Julia Cho’s Aubergine was by far the most beloved of all plays in the Korean Diaspora series. The play appears the most Korean of all the five plays performed, as it features a relational structure and themes typical of Korean drama. The play features a dying old Korean immigrant who speaks only Korean and his brother. Ray, the dying man’s son, cares for his father, prepares the last meal for his father to enjoy, comes to understand his father, and reconciles with him in the process. The relationship of love and hate, conflict and misunderstanding, and ultimate reconciliation between the father and the son — or between any family members — is not unique to Korea. Although Aubergine touches upon a theme that is particularly dear to the Korean audience, the writer addresses the more universal and ontological theme of a life lived by embracing death. The play particularly emphasizes the development of deep trust and friendship between Ray and Lucien, a former refugee-turned-male nurse who cares for Ray’s father and advises Ray upon various important questions of life. The two young characters who refuse to be denigrated into strangers and, instead, actively lead their lives in the American society represent free will independent of any traces of Koreanness. Most decisively, the writer has a white American woman named Diane to handle the prologue and epilogue in which she recounts food-related experiences to the audience. This theatrical device enables Aubergine to outgrow the compulsive and restricting boundaries of Koreanness and connect to the larger world beyond. Julia Cho’s calm, yet resolute, embrace of post-Koreanness and the post-Korean identity is evidence of the change that the Korean Diaspora series has caused in what we think of Koreanness today.

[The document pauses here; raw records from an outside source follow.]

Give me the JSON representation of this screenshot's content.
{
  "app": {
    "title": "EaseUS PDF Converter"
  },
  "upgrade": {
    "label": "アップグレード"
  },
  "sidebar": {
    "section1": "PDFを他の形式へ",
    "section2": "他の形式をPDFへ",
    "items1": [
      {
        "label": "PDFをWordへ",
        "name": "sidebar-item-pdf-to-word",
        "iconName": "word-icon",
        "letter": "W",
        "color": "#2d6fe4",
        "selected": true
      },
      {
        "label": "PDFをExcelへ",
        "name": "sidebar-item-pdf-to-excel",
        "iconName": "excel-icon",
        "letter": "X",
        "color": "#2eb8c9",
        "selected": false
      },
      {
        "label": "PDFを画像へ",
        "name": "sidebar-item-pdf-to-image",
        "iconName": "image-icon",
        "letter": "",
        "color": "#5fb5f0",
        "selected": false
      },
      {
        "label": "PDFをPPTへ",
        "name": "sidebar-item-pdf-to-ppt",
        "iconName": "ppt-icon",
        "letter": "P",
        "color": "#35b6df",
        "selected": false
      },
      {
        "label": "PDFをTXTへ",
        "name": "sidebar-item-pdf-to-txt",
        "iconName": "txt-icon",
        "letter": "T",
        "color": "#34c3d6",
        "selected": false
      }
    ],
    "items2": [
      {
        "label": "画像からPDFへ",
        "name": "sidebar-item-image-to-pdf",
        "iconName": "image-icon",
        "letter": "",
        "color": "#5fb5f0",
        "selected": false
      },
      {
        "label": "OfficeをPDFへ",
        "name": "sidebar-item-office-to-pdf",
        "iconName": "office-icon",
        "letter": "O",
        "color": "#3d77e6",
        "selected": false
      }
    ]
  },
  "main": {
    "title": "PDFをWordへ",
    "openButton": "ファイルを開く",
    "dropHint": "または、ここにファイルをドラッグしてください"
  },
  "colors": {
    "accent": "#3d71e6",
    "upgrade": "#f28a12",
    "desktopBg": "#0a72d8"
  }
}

As the Korean Diaspora series drew to a close, NTCK organized a symposium with the title, “The Diasporic Generation Transcending National, Linguistic, and Ethnic Boundaries.” The title speaks clearly to the intent and conclusion of the series. A member of the audience of the symposium thanked me for organizing such a festival, followed by applause from the rest of the audience. Let me quote that remark as a way of finishing this address:
I am grateful for the Korean Diaspora series. I vaguely thought that the Korean diaspora referred to people of the Korean origin and descent living outside Korea who remained steadily oriented and loyal to Korea and Koreanness. The plays performed as part of the series, however, made me revisit my assumption. The series made me realize that the Korean diaspora consisted of diverse people who actively create their own stories and cultures, free from attachment to Koreanness. I was glad to experience this change of thought.
I now say that Korea is still diametrically divided a community, but there seems to be a growing consciousness among Koreans that transcends beyond empty nationalistic pride and absorbs international objectivity.
 Oh Dong-Shik, Interview. NTCK’s Programbook, 2017, P.7
 In-Sook Chappell. Interview. NTCK’s Programbook, 2017, p. 22.
 NTCK, Rehearsal Book of Korean Diaspora Season, 2017, p.190.